[Entries from a dataset of interfaces]
—————
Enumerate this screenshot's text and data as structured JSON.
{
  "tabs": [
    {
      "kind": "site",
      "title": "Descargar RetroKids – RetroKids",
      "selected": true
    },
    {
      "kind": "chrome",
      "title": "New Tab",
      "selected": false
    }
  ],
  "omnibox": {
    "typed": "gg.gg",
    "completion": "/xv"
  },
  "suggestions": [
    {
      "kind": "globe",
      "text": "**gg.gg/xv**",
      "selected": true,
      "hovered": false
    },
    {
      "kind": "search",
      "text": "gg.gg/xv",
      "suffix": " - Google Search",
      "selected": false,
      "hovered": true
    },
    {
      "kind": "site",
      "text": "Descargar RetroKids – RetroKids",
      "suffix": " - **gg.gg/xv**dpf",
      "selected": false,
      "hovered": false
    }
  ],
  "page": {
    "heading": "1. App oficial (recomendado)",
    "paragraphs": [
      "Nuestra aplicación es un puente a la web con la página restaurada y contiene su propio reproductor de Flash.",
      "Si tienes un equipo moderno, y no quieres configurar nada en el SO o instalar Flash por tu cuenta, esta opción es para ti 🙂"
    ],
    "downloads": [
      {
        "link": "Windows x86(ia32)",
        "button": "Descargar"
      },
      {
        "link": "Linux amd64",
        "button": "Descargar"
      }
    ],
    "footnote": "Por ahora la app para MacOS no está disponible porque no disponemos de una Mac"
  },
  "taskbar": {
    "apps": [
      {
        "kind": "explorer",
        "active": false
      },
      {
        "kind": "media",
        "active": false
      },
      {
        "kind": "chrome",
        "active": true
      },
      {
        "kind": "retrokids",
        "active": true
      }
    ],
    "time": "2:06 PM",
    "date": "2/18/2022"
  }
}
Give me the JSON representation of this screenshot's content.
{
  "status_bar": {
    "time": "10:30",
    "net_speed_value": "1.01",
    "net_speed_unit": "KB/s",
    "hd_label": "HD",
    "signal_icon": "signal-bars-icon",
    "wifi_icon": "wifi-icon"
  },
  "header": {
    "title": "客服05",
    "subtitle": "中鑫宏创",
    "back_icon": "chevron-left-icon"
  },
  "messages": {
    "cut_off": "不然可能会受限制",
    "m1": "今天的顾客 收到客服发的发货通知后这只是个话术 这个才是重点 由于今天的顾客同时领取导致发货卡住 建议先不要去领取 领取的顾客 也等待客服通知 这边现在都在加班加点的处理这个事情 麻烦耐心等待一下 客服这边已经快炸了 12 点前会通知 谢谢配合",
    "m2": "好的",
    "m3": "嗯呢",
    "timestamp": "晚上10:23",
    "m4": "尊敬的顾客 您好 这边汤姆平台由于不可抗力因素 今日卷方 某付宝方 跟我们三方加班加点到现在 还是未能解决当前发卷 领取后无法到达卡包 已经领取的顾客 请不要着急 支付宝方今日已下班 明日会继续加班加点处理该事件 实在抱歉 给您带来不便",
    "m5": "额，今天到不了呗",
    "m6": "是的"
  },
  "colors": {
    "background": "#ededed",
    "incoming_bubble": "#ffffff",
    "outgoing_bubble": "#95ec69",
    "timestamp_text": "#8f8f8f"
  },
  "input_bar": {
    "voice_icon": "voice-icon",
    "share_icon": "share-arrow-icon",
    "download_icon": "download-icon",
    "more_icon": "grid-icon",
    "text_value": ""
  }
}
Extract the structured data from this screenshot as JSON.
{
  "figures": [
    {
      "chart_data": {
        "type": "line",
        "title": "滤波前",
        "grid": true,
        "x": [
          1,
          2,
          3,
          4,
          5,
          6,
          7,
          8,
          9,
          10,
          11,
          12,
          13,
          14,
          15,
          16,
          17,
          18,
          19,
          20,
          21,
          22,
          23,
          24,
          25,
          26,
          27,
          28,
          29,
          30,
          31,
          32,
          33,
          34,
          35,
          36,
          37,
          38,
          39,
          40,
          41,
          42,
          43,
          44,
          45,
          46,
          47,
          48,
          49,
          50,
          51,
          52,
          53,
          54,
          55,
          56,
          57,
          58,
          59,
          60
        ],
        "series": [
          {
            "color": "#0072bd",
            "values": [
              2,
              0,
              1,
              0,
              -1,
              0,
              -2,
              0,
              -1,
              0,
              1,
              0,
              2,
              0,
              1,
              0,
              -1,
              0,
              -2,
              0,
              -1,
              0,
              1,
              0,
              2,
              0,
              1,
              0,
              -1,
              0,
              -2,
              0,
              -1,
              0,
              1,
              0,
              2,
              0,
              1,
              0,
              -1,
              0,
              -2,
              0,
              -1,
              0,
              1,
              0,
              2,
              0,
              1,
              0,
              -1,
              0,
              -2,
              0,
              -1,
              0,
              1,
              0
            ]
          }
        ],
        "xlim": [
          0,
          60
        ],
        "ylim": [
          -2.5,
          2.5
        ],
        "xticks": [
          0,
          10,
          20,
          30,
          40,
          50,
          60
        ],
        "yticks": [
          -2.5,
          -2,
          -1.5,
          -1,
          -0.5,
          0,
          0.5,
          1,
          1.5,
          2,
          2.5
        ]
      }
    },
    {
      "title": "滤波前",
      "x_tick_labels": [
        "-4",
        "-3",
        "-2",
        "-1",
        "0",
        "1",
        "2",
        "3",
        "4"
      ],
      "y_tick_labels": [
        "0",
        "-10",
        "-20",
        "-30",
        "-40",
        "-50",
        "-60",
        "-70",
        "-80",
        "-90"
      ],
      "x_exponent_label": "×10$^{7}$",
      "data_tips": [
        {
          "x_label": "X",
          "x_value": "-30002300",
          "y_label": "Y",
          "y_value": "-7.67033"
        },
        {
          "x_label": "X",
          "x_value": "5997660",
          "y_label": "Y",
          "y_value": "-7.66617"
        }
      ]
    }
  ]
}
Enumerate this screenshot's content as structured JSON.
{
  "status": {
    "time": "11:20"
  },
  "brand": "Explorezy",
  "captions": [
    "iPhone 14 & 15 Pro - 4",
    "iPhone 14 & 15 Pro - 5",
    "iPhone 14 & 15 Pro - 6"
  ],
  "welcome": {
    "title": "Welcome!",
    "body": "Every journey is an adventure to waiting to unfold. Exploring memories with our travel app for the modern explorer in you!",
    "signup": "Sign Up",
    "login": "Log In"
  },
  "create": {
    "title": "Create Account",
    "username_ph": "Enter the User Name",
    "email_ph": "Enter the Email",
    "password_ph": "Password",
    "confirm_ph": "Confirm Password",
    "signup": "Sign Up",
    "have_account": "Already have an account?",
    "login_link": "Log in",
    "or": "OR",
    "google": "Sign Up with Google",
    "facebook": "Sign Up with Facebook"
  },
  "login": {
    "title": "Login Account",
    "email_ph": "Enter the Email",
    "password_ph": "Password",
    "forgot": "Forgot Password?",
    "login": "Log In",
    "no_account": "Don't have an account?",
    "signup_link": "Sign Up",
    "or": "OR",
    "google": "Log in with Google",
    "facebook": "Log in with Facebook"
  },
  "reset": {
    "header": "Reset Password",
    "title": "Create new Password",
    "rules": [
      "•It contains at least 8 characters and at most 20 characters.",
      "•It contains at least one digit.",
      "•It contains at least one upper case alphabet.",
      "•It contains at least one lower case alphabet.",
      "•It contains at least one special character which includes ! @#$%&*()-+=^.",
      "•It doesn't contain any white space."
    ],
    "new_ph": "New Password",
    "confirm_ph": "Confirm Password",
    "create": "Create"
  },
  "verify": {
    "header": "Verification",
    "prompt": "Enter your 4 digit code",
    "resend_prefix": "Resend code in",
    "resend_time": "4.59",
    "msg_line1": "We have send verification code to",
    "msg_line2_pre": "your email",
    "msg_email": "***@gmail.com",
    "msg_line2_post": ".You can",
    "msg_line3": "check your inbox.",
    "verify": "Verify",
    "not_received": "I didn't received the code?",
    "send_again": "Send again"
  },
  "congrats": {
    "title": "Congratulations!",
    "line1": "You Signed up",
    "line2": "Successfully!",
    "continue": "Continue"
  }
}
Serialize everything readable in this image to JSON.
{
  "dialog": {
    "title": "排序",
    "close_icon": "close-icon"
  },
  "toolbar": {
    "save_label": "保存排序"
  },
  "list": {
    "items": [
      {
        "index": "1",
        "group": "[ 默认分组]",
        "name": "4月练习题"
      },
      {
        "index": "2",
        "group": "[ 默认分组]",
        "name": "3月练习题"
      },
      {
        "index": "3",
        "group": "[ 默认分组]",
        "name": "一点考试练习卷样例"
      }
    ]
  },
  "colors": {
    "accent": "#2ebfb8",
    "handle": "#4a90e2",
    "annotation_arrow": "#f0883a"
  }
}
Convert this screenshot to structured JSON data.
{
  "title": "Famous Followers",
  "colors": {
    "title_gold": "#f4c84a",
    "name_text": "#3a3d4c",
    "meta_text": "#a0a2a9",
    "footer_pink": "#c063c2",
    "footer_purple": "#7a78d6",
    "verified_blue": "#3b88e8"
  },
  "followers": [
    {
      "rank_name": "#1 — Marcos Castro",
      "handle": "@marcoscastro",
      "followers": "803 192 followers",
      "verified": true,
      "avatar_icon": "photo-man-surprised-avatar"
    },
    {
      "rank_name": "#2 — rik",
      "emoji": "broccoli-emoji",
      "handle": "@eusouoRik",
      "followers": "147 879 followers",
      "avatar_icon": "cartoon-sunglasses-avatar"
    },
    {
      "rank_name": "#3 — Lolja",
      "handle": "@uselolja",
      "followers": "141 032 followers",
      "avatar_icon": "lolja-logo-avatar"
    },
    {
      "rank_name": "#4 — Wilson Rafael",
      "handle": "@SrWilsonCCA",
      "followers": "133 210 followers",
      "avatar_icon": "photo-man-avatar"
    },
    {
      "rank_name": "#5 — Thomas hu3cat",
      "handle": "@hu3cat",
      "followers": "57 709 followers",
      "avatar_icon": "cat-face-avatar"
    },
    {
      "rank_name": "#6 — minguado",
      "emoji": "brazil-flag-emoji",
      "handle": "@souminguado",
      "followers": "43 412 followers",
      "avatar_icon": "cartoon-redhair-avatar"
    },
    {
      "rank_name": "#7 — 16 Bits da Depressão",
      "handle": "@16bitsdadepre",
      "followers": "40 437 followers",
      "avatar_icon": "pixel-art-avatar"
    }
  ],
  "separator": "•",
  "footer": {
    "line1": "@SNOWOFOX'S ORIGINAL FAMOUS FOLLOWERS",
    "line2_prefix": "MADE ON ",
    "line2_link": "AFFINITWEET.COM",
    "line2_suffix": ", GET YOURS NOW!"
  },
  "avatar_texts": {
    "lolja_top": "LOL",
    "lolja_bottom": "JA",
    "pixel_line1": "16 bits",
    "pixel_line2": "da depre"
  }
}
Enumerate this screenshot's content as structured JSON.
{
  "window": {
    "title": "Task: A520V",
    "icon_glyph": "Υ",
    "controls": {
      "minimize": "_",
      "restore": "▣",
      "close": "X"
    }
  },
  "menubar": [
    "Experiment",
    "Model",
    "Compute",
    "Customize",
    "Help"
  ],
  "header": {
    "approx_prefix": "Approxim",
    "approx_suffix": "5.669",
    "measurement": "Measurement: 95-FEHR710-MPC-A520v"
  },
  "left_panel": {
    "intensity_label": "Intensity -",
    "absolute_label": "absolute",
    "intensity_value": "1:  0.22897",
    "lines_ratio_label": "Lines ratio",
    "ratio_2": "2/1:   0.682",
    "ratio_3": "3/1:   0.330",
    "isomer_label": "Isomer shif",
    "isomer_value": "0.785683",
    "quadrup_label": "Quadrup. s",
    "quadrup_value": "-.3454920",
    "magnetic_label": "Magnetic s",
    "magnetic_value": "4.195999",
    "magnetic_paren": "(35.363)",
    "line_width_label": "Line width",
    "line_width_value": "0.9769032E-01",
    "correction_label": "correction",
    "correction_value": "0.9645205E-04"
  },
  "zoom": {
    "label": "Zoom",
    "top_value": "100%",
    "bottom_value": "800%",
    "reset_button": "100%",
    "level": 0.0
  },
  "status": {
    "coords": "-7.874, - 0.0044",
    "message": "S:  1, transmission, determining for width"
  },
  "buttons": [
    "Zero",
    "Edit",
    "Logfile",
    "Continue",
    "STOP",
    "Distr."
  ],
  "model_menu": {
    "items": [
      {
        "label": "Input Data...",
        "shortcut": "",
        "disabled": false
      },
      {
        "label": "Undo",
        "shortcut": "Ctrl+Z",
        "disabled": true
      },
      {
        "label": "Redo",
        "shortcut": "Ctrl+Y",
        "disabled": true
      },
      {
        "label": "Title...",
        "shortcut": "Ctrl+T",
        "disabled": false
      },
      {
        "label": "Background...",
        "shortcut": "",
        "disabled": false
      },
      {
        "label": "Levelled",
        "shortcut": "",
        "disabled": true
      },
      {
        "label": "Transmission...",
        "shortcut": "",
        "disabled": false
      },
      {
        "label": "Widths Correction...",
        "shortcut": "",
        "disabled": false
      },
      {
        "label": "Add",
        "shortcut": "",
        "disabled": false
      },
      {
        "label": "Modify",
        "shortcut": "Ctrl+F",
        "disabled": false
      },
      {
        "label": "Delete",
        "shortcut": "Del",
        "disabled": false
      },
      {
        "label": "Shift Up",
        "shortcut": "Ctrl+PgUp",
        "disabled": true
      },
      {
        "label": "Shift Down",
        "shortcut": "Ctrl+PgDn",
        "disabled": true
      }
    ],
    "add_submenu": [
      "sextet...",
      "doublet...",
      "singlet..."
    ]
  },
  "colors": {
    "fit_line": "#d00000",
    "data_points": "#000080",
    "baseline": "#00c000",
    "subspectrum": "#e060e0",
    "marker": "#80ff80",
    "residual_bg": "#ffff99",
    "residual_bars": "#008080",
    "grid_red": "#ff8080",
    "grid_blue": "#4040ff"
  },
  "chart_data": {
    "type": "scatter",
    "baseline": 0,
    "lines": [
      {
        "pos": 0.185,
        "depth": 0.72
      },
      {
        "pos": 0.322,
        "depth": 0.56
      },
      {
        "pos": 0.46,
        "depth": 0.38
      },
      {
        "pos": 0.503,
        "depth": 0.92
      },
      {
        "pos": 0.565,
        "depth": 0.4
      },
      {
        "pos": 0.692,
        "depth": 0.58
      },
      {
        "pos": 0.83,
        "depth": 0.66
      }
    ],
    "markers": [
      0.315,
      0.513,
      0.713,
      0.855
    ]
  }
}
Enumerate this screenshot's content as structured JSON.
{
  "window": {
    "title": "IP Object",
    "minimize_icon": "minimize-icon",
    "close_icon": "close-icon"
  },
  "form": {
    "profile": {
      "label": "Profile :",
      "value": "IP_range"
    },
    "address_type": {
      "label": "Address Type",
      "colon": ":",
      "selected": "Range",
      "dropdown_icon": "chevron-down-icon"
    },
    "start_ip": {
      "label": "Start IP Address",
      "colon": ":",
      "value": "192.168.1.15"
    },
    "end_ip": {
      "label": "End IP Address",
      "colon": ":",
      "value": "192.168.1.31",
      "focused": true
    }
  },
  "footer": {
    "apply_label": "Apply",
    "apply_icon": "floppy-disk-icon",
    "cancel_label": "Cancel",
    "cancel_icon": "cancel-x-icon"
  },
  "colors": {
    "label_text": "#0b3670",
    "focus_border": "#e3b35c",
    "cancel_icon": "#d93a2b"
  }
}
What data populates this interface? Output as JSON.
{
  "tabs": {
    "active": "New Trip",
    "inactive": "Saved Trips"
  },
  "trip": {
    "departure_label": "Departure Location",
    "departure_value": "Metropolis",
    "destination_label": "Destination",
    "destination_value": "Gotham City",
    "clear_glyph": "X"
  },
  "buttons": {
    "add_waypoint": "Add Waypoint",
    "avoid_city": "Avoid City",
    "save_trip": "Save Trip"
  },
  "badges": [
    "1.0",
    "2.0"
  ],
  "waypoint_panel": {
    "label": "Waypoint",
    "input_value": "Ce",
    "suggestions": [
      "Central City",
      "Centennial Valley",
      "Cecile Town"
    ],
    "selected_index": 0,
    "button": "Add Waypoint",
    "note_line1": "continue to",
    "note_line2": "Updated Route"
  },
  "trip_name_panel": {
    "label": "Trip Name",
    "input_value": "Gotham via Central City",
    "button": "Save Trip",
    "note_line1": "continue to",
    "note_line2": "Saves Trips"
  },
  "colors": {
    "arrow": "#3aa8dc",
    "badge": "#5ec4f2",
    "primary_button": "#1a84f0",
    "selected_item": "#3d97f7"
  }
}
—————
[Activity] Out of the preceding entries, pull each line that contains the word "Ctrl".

[Final answer]
        "shortcut": "Ctrl+Z",
        "shortcut": "Ctrl+Y",
        "shortcut": "Ctrl+T",
        "shortcut": "Ctrl+F",
        "shortcut": "Ctrl+PgUp",
        "shortcut": "Ctrl+PgDn",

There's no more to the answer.